We saw what happened when the U.S. housing bubble burst during the 2007-2009 financial crisis.

Now, Australia's housing market boom has started to fizzle out. Those who bought a home near the top face sizeable mortgage payments as some home values fall. The matter is made worse by stagnant wages.

The Sydney Morning Herald says the Reserve Bank of Australia may fight the nation's housing slump with a low interest-rate policy:

Without rising wages, it becomes harder and harder to pay off ever larger mortgages. Against the backdrop of flat property prices, this could spell trouble for some home buyers who are heavily in debt.
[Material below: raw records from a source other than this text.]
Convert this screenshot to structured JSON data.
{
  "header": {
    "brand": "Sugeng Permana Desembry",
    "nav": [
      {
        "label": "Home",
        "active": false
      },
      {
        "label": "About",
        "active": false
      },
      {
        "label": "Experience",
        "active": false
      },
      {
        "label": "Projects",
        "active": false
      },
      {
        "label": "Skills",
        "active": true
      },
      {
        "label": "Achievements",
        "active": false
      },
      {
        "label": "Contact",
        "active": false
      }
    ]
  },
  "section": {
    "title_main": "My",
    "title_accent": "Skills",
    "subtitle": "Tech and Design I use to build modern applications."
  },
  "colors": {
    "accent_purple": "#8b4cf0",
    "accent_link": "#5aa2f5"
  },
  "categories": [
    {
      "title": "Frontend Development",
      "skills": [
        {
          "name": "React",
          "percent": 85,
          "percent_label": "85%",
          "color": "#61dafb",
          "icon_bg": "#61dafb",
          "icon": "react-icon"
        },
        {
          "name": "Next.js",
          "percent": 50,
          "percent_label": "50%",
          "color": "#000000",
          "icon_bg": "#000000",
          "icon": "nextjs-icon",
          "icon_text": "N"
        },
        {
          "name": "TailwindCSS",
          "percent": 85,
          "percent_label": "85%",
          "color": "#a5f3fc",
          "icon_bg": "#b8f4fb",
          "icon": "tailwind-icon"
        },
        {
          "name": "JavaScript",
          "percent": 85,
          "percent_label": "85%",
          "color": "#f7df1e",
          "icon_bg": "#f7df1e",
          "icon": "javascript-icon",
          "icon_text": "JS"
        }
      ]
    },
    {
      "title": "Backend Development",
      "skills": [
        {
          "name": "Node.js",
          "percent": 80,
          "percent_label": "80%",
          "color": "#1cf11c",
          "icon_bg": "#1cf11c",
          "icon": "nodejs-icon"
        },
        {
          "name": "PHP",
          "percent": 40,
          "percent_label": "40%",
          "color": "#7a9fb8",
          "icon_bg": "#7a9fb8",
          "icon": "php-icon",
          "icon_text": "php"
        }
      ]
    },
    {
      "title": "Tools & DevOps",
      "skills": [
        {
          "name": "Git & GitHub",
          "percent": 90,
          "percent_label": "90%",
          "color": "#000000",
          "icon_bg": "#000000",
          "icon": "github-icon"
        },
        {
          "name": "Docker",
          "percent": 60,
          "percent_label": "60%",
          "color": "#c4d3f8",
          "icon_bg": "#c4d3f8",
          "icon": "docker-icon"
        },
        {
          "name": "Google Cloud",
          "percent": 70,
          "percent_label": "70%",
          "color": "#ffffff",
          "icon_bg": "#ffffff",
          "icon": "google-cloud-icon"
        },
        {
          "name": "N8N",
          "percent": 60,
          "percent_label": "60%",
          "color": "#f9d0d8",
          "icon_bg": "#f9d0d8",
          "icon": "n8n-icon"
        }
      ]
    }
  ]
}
As the Reserve Bank frets over the lack of inflation, this has sparked speculation it will slash the cash rate to around 1 per cent to 1.5 per cent before the rate-cutting cycle is finished. It is worth bearing in mind that for much of our recent economic history deflation has been just as evident as inflation.

A research paper published by the Bank of International Settlements in March last year pulled together pricing trends for all economies where data existed to analyse the impact of deflation. ...

The study found only a weak link between deflation in goods and services and economic growth. ...

But of greater concern, the study found, is property price deflation at times when it is coupled with high private debt -- and perhaps it is in this context the Reserve Bank's concerns with deflation should be considered.

"Asset price deflations, particularly house price deflations in the postwar era, have been more damaging," the study found, with "evidence that high private debt levels have amplified the impact of property price deflations" but with no similar link with price deflations for goods and services. ...

From investors trying to figure out which way markets are headed, to home buyers with large mortgages waiting for wage rises to get them on top of their repayment schedules as property price rises slow, hoping that the present pressures on inflation will soon run its course may be tempting. But if history is a true guide, the reality could be more complex.

You can read the entire article by following the link below: